Chris Lydon is back (thanks to Roger for noting this as well as Chris' mailing list)...
Dear Friend of Open Source:
The summer is over, and so is our hiatus.
The Open Source conversation is reborn at the Watson Institute at Brown University.
Please check in on what we've been up to at http://www.radioopensource.org .
Thomas Watson of IBM fame, who'd been Jimmy Carter's ambassador to Moscow, founded the Institute in 1981 to address the most urgent global risks of that day: nuclear hazards of the Cold War. Today the mission of the Watson Institute encompasses poverty, hunger, war and culture. My fellowship here commits me to keep exploring and innovating in the interactive new media - at the intersection of pod- and broad- casting where the new discourse of a global age is taking shape.

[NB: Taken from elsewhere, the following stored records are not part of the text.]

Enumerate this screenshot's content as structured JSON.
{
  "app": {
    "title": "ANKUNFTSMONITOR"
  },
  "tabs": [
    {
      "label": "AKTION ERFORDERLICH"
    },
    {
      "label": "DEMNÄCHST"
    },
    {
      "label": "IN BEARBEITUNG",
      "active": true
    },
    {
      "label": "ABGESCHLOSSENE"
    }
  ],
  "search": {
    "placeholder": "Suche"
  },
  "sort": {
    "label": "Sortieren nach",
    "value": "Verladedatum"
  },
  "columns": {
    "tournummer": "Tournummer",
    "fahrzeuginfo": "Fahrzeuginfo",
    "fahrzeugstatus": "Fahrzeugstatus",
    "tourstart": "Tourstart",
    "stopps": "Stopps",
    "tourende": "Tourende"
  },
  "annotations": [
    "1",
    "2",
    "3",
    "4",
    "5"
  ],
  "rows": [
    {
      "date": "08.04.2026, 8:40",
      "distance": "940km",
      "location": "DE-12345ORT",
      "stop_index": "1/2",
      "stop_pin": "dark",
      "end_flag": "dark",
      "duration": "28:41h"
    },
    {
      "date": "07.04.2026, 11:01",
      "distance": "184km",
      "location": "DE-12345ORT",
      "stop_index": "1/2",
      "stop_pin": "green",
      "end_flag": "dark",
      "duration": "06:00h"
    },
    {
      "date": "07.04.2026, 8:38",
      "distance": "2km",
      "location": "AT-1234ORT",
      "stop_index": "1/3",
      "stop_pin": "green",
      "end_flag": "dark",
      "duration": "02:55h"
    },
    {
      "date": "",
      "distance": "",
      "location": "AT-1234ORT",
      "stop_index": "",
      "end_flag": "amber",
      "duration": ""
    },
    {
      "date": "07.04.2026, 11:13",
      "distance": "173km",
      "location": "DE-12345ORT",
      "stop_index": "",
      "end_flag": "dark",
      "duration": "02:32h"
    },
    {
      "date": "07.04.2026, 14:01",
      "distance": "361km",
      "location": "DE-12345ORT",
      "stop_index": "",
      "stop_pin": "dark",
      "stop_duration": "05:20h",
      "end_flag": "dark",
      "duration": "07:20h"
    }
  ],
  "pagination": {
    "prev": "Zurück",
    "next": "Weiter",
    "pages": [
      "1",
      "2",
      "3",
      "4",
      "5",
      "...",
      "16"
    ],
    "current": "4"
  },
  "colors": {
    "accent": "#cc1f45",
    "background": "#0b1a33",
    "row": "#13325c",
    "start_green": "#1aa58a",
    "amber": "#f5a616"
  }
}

Brown and Watson overflow with blessings for Open Source, starting with the brilliant Rafael Vinoly building that both nestles and goads us to think anew. Nikita Khrushchev's son Sergei is upstairs writing, as is the exiled Zimbabwean novelist Chenjeria Hove, and former presidents Ricardo Lagos Escobar of Chile and Fernando Henrique Cardoso of Brazil. Geoffrey Kirkman of the Watson Institute was right when he told me years ago: the same swath of visiting stars that pass through New York and Harvard come also to Brown, but here they stay longer and they talk more. Brown students keep knocking on my door - this new rainbow generation of "millennials," most of them with digital media skills and native confidence in the expanding universe of the Web.
Not least, my Watson fellowship and the combination of avid Brown students and first-class recording facilities have let us cut radically into the "nut" cost of producing Open Source. So, not for the first time in human history, adversity has forced us into a precious opportunity to get lean, cheap and experimental again.

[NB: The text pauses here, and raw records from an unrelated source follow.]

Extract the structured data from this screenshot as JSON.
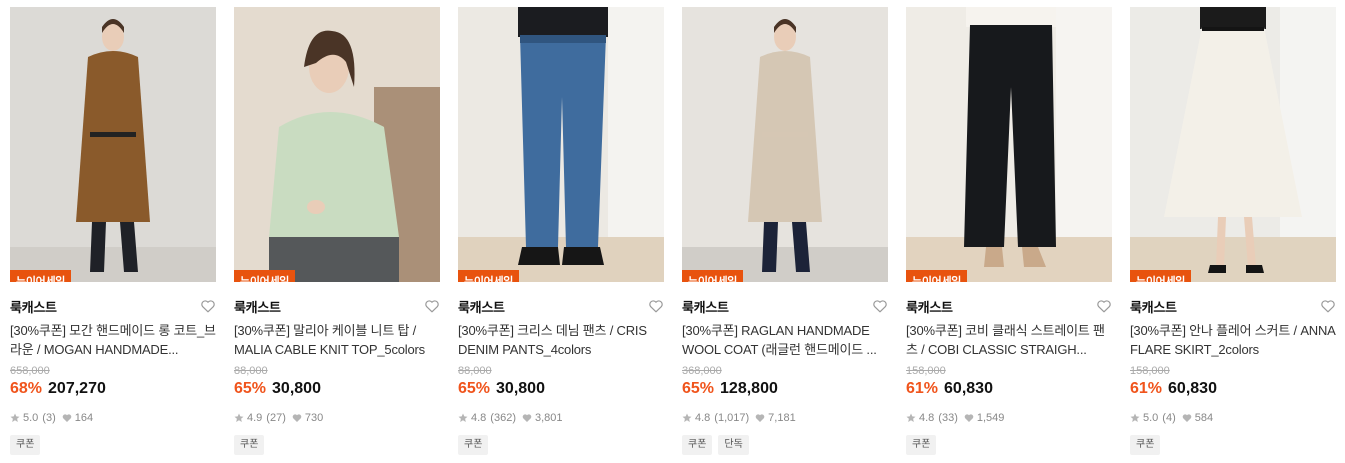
{
  "products": [
    {
      "badge": "뉴이어세일",
      "brand": "룩캐스트",
      "title": "[30%쿠폰] 모간 핸드메이드 롱 코트_브라운 / MOGAN HANDMADE...",
      "original_price": "658,000",
      "discount": "68%",
      "price": "207,270",
      "rating": "5.0",
      "reviews": "(3)",
      "likes": "164",
      "tags": [
        "쿠폰"
      ],
      "colors": {
        "bg": "#dcdad6",
        "garment": "#8a5a2b",
        "accent": "#1f2127"
      }
    },
    {
      "badge": "뉴이어세일",
      "brand": "룩캐스트",
      "title": "[30%쿠폰] 말리아 케이블 니트 탑 / MALIA CABLE KNIT TOP_5colors",
      "original_price": "88,000",
      "discount": "65%",
      "price": "30,800",
      "rating": "4.9",
      "reviews": "(27)",
      "likes": "730",
      "tags": [
        "쿠폰"
      ],
      "colors": {
        "bg": "#e4dbcf",
        "garment": "#c9dcc1",
        "accent": "#7a5232"
      }
    },
    {
      "badge": "뉴이어세일",
      "brand": "룩캐스트",
      "title": "[30%쿠폰] 크리스 데님 팬츠 / CRIS DENIM PANTS_4colors",
      "original_price": "88,000",
      "discount": "65%",
      "price": "30,800",
      "rating": "4.8",
      "reviews": "(362)",
      "likes": "3,801",
      "tags": [
        "쿠폰"
      ],
      "colors": {
        "bg": "#ece9e3",
        "garment": "#3f6c9e",
        "accent": "#c98f59"
      }
    },
    {
      "badge": "뉴이어세일",
      "brand": "룩캐스트",
      "title": "[30%쿠폰] RAGLAN HANDMADE WOOL COAT (래글런 핸드메이드 ...",
      "original_price": "368,000",
      "discount": "65%",
      "price": "128,800",
      "rating": "4.8",
      "reviews": "(1,017)",
      "likes": "7,181",
      "tags": [
        "쿠폰",
        "단독"
      ],
      "colors": {
        "bg": "#e6e3de",
        "garment": "#d5c7b4",
        "accent": "#1c2338"
      }
    },
    {
      "badge": "뉴이어세일",
      "brand": "룩캐스트",
      "title": "[30%쿠폰] 코비 클래식 스트레이트 팬츠 / COBI CLASSIC STRAIGH...",
      "original_price": "158,000",
      "discount": "61%",
      "price": "60,830",
      "rating": "4.8",
      "reviews": "(33)",
      "likes": "1,549",
      "tags": [
        "쿠폰"
      ],
      "colors": {
        "bg": "#efece6",
        "garment": "#17191c",
        "accent": "#c9a98a"
      }
    },
    {
      "badge": "뉴이어세일",
      "brand": "룩캐스트",
      "title": "[30%쿠폰] 안나 플레어 스커트 / ANNA FLARE SKIRT_2colors",
      "original_price": "158,000",
      "discount": "61%",
      "price": "60,830",
      "rating": "5.0",
      "reviews": "(4)",
      "likes": "584",
      "tags": [
        "쿠폰"
      ],
      "colors": {
        "bg": "#ecebe7",
        "garment": "#f3f0e8",
        "accent": "#141414"
      }
    }
  ]
}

"An American conversation with global attitude" could be the motto of the revived Open Source. As always, we need your partnership here to locate the topics, guests and angles that will keep it richly distinctive. All we want to be, as we keep growing up, is - as many of you suggested, and producer Mary McGrath distilled the message - "the best damn podcast" on your computer or your Nano. But how long should the conversation run? And how often? What new features do you want on the site? How do we keep it making it more interactive with "the people formerly known as the audience" and with the world beyond our shores?
What we learned in two years on the last round is that "open source" works as well for public conversation as well as it works for advancing software. We announced a "conspiracy of the curious," and people joined it - with an unending flow of show suggestions and witty, critical, often impassioned extensions of the on-air conversation.
We learned also that podcasting works. The proto-blogger Dave Winer and I claim together to have done the first podcast in human history just a little more than four years ago. Between us, at Harvard's Berkman Center, we were the Neil Armstrong of the podcast moon, and now everyone's going there. For good reason. Podcasting is the cheap, democratic, speedy, listener-friendly universal means of sharing and archiving original sound files of every kind. Can we keep it new, or newish?
To begin, we've fired up the podcast feed of our summer gab which went from the Oscar Wao novelist Junot Diaz to the late John Coltrane, from the cyber prophet William Gibson to the unheeded prophets of our quagmire in Iraq. And there is tasty talk ahead with another of the "global" novelists, Ha Jin, on his first fiction set in America - with "The War" documentarian Ken Burns, and with the canonical critic Harold Bloom at Yale, among many others.
Let us end by saying again: Thank you. We couldn't and wouldn't be embarking in these Open Source conversations without the community of you -- that is, without the yeasty, resilient, generous, hungry, faithful, world-wide community that built and sustained Open Source from the beginning.
As always, coming and going, Emerson speaks to a great deal of what we're feeling. This comes from the end of his marvelous essay "Circles."
"Nothing is secure but life, transition, the energizing spirit. No love can be bound by oath or covenant to secure it against a higher love. No truth so sublime but it may be trivial to-morrow in the light of new thoughts. People wish to be settled; only as far as they are unsettled is there any hope for them."
Thank you for passionate, engaged, listenership and commentary these last two years. Now let us all together keep this "community of the curious" alive and growing.
So send us your news, your dreams and expectations, please, for the next ride on Open Source and reload your podcast here: http://www.radioopensource.org . Are you aware that you can subscribe (free) to the Open Source Podcast at the iTunes store? Go to iTunes, then the store, enter "open source podcast" in the search box, and then click on the Open Source icon and "subscribe" to get every episode.
In the spirit of Emerson: Onward, ever onward!
Christopher Lydon and Mary McGrath
generally great discussion ... the website and, of course, you can subscribe to the podcast.
Roger notes a fascinating piece with Michael Desch on our unaccountable political system.